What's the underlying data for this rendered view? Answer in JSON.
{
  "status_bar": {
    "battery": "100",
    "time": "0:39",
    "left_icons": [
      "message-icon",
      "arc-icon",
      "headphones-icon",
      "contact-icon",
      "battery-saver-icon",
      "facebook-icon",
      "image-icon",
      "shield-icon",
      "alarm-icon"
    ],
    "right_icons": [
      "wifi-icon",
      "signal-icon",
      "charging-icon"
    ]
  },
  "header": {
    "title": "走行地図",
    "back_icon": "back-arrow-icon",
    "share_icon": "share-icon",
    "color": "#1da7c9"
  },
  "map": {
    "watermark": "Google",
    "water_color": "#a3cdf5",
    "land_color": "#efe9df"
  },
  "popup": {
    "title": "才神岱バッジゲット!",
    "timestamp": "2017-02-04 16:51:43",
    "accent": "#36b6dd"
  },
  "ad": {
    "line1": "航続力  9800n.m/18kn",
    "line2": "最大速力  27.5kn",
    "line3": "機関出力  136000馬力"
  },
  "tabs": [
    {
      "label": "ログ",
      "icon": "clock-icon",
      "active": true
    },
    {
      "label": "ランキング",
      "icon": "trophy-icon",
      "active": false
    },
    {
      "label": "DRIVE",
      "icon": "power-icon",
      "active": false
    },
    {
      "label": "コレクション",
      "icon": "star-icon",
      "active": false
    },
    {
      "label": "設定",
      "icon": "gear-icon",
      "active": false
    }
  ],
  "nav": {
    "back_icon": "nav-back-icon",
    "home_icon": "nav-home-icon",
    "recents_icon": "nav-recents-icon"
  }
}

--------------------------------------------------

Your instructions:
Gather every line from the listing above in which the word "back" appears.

Problem solution:
    "back_icon": "back-arrow-icon",
    "back_icon": "nav-back-icon",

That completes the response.